• [PROBLEM DETAILS]: Return the lines below that carry the word "this".

Dataset rows describing interfaces
• • • •
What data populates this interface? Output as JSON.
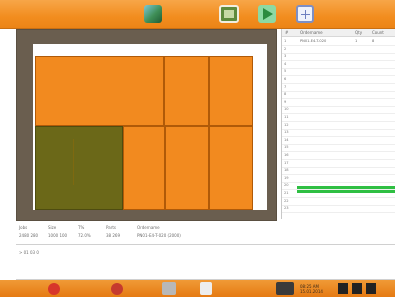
{
  "toolbar": {
    "icons": [
      "box-icon",
      "image-icon",
      "play-icon",
      "grid-icon"
    ]
  },
  "canvas": {
    "sheet_color": "#ffffff",
    "frame_color": "#6a5e4f",
    "part_colors": {
      "orange": "#f28a1f",
      "olive": "#6b6818"
    }
  },
  "list": {
    "headers": [
      "#",
      "Ordername",
      "Qty",
      "Count"
    ],
    "row_numbers": [
      "1",
      "2",
      "3",
      "4",
      "5",
      "6",
      "7",
      "8",
      "9",
      "10",
      "11",
      "12",
      "13",
      "14",
      "15",
      "16",
      "17",
      "18",
      "19",
      "20",
      "21",
      "22",
      "23"
    ],
    "first_row": {
      "name": "PN01-E4-T-020",
      "qty": "1",
      "count": "8"
    },
    "highlight_color": "#2fbf43"
  },
  "info": {
    "headers": [
      "Jobs",
      "Size",
      "T%",
      "Parts",
      "Ordername"
    ],
    "values": [
      "2480 280",
      "1000 100",
      "72.0%",
      "38 269",
      "PN01-E4-T-020 (2000)"
    ]
  },
  "log": {
    "line": "> 01 03 0"
  },
  "taskbar": {
    "clock": "08:25 AM",
    "date": "15.01.2014",
    "status_color": "#e57a13"
  }
}
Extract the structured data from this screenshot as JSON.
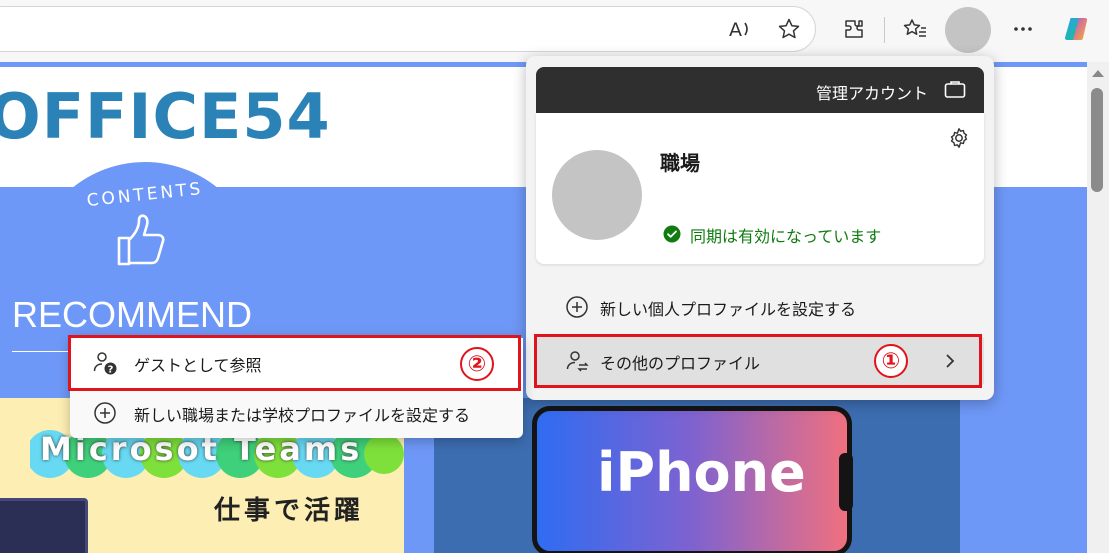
{
  "toolbar": {
    "icons": [
      "read-aloud-icon",
      "favorite-star-icon",
      "extensions-icon",
      "favorites-list-icon",
      "profile-avatar-icon",
      "more-icon",
      "copilot-icon"
    ]
  },
  "page": {
    "site_title": "OFFICE54",
    "contents_label": "CONTENTS",
    "recommend_heading": "RECOMMEND",
    "teams_card": {
      "title": "Microsot Teams",
      "subtitle": "仕事で活躍"
    },
    "iphone_card": {
      "title": "iPhone"
    }
  },
  "profile_flyout": {
    "managed_label": "管理アカウント",
    "profile_name": "職場",
    "sync_status": "同期は有効になっています",
    "new_personal_profile": "新しい個人プロファイルを設定する",
    "other_profiles": "その他のプロファイル",
    "badge_1": "①"
  },
  "submenu": {
    "guest_browse": "ゲストとして参照",
    "new_work_profile": "新しい職場または学校プロファイルを設定する",
    "badge_2": "②"
  },
  "colors": {
    "accent_blue": "#6e98f7",
    "title_blue": "#2b82b6",
    "highlight_red": "#e0141c",
    "sync_green": "#107c10"
  }
}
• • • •
• [TASK OUTPUT]:
What data populates this interface? Output as JSON.
Extract the structured data from this screenshot as JSON.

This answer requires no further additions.